|Occupation||Software publishers||All industries|
|Computer and information systems managers||$60.98||$53.95|
|Computer software engineers, systems software||45.00||44.44|
|Computer software engineers, applications||42.17||41.07|
|Computer systems analysts||38.18||36.30|
|Network and computer systems administrators||37.17||31.88|
|Sales representatives, wholesale and manufacturing, technical and scientific products||36.69||33.75|
|Computer specialists, all other||35.63||36.13|
|Computer support specialists||22.38||20.89|
|Customer service representatives||15.86||14.36|
As one might expect, wages vary by occupation, and within occupations. For example, in May 2008, hourly wages of computer software engineers, applications ranged from less than $25.83 for the lowest 10 percent to more than $61.95 for the highest 10 percent. Managers usually earn more, but their wages also can vary. For example, hourly wages of computer and information systems managers ranged from less than $33.05 for the lowest 10 percent to more than $80.00 for the highest 10 percent. Differences in earnings within an occupation are a result of many factors. For example, workers with higher levels of experience and education may command higher wages than their counterparts with lower levels of experience and less education. Earnings also may be affected by the area of the country in which the establishment is located. Workers in major metropolitan areas typically earn more than workers in smaller cities or towns, or in rural areas.
Benefits and union membership. Workers generally receive standard benefits, including health insurance, paid vacation and sick leave, and pension plans. Unionization is rare in the software publishing industry. In 2008, 2 percent of workers were union members or covered by union contracts, compared with 14 percent of workers throughout private industry.
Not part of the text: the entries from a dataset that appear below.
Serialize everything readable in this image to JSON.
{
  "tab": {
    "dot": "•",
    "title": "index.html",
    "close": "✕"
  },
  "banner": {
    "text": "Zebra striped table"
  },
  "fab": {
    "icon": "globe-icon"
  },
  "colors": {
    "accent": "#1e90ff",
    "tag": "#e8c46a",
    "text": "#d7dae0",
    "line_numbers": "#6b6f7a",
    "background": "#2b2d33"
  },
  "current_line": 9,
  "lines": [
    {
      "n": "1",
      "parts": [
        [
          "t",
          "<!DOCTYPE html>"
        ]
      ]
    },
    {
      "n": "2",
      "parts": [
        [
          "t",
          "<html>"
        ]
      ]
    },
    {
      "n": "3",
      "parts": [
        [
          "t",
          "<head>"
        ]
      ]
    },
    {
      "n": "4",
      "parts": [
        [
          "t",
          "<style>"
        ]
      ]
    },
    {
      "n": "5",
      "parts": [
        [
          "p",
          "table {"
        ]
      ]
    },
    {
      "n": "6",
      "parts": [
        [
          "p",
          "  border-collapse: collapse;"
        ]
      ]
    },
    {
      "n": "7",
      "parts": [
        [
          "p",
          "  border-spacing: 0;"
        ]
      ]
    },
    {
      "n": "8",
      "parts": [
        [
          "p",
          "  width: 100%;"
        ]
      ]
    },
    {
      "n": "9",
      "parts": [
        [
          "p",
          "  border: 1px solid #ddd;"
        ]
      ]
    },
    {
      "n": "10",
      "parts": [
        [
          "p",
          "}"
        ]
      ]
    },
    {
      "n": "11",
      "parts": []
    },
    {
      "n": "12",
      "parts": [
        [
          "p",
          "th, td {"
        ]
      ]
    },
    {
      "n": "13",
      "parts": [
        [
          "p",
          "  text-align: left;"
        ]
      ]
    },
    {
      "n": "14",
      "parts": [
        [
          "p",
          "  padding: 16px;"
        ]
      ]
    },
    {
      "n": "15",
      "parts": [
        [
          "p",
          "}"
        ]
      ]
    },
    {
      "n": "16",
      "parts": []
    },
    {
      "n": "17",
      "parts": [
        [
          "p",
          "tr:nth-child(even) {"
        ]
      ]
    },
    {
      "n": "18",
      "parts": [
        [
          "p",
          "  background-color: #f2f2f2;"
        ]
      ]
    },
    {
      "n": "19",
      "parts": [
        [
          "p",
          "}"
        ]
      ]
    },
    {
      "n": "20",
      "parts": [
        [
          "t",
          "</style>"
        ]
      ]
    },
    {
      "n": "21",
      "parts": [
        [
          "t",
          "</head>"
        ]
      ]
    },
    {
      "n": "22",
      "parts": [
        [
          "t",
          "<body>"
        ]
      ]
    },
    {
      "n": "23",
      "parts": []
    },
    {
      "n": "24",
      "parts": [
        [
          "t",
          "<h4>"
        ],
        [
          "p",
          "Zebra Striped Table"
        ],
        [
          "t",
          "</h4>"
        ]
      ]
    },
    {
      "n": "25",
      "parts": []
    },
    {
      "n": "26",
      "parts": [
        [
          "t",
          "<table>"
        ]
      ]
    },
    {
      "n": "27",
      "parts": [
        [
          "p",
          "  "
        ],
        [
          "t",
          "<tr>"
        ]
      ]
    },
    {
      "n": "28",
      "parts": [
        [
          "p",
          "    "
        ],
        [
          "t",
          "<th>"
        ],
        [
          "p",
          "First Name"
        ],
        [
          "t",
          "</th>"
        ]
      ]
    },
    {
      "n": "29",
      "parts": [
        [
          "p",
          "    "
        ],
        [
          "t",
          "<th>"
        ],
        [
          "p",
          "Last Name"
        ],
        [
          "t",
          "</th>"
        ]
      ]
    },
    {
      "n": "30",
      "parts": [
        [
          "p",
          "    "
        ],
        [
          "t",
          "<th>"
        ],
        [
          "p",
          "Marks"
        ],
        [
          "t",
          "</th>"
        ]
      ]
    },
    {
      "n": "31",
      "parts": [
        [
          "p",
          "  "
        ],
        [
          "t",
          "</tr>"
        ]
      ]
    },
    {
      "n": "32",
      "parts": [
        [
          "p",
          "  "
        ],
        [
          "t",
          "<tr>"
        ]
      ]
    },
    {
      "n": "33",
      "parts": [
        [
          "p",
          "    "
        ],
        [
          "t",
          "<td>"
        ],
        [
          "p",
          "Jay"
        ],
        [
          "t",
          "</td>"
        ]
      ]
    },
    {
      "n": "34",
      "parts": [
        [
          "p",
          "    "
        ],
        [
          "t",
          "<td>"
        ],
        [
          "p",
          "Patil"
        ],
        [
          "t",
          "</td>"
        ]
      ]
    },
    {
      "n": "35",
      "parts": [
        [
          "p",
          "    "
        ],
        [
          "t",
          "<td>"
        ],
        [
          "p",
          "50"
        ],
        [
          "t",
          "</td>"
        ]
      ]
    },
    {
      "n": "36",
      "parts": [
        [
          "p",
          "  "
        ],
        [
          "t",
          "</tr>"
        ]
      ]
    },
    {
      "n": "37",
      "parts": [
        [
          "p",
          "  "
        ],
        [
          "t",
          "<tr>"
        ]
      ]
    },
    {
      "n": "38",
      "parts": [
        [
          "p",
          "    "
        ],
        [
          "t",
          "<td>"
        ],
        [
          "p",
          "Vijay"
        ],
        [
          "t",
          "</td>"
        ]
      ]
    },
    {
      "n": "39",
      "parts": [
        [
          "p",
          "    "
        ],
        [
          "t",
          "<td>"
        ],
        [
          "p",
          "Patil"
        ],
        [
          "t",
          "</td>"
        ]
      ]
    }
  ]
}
*Source: Bureau of Labor Statistics, U.S. Department of Labor. Used by permission.